Bill is twenty-one stone. Even his beard looks heavy. He is sitting on the floor of his narrow hallway, wedged like an elephant in a box, with one of his vast, bandaged legs bent underneath him. He can’t get up.
‘Can you be quick, boys? I’m getting pressure sores on my arse.’
I go back to the vehicle to fetch the mangar – an inflatable lifting aid, its stack of four cushions designed to gradually raise the patient up to a standing position, or at least to a height where we can help them transfer to a chair. I also grab the manual handling bag, full of straps, sliding sheets and other stuff that we might need in this case.
Back in the overheated flat, Frank has managed to free up Bill’s bent leg, and untangle the catheter and bag.
‘You wouldn’t want that to burst,’ he says. It certainly is full. Frank finds a jug from the bathroom and empties the noxious brown fluid into it whilst I start unpacking all the kit.
‘It’s my own stupid fault for getting up to go for a shit,’ Bill says amiably, to fill the time. ‘Pardon my French. I don’t go that often. Once every five days or so. But when I go – well, it’s like the world falling out of my arse. The Old World. Gondwana. Dinosaurs, volcanoes and all.’
We stand discussing the best way of getting him up. Like so many of the jobs we go to, it’s an exercise in improvisation. Bill tells us that he can’t rock from side to side and shuffle himself backwards onto the mangar, so we decide to get the sliding sheet underneath him, and then use that to drag him onto the cushions.
‘So I had an unenviable choice to make. Either lay in bed and shit myself, or try to make it to the loo.’ He thinks about this as we grunt and sweat trying to get the sliding sheet into position. ‘The other thing that crossed my mind was – I might get halfway, collapse in the corridor, and then shit myself.’
The sheet is in place. We agree that this option was probably the cleanest, if not the easiest.
We step over Bill and each other and fumble around for hand grips, and then one, two, three – haul him back onto the cushions.
‘There she blows,’ he says. I plug in the air hoses to the four cushions, and when Frank has himself in a position where he can stabilise Bill, I start inflating.
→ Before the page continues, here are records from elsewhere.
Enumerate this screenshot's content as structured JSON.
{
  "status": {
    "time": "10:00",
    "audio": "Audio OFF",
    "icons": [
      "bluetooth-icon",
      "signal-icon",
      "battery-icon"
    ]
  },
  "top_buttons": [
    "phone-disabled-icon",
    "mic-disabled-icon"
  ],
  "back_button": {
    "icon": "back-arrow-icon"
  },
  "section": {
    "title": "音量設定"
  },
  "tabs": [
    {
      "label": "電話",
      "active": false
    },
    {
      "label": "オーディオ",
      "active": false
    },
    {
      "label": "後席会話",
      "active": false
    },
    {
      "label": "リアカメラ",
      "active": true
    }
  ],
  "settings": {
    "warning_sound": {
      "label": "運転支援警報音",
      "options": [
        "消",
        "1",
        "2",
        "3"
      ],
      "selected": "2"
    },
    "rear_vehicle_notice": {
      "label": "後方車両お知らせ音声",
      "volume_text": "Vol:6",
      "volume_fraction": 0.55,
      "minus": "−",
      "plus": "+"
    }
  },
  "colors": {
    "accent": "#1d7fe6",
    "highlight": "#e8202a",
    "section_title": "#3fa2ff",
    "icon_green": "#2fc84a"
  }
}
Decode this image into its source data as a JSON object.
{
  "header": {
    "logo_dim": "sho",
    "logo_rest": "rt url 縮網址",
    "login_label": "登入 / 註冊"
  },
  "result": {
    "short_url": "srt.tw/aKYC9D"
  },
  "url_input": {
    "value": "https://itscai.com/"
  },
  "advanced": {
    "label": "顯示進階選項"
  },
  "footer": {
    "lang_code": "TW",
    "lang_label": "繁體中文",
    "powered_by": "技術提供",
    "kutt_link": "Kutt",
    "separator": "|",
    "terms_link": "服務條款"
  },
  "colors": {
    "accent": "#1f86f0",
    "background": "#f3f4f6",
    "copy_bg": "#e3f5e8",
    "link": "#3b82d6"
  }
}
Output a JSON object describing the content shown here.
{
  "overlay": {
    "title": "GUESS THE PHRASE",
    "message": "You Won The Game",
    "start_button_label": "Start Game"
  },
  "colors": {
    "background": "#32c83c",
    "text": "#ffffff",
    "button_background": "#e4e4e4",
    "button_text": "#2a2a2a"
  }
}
He rises up.
‘It’s a miracle!’, he says, ‘A levitating saint! God, that’s easier on my arse.’
The cushions reach their maximum height and the job is looking more manageable. Bill says he doesn’t feel confident about standing up and walking just yet, but he doesn’t want to go back to bed, either. He says he wants to go into the front room and sit at his computer. He says the best way to do this would be to bring his office chair through. He can transfer onto that, and we can wheel him in.
When we get him into the office chair, it bends precariously.
‘Are you sure this is a good idea, mate?’, says Frank. ‘I don’t think this chair was ever designed to cope with – er – loads like this.’
‘Are you saying I’m fat?’, he says with mock indignance. ‘Well of course I’m fat. I’m a rotten old tub. But there you are. Things are what they are. Wheel me in, then. Mush!’
We pull and push the chair, which creaks alarmingly but holds. In a minute or two, he is in position before a well-ordered computer desk. I go back into the hallway to pack away the equipment. When I re-join them in the front room, Frank is completing the paperwork and Bill is telling him about his life.
‘I used to teach the trumpet. Played in bands, taught, travelled the world. But age and this fucking arthritis took over and gradually, gradually…’ he holds up his right hand, whose fingers are quite grossly deformed. He wiggles them a little, then puts his hand back on his lap. ‘I had a beautiful instrument. Made in 1911. Worth quite a bit. The last time I played it was May the eleventh, nineteen ninety six. Four o’clock in the afternoon. Then I put it in its case and gave it to a good friend of mine. Because an instrument like that was built to be played, not just dusted off now and again.’
Frank gets a signature on the form and we stand to leave.
‘Thank you gentlemen,’ he says, ‘I know you’re busy. I hope I shan’t be needing you again.’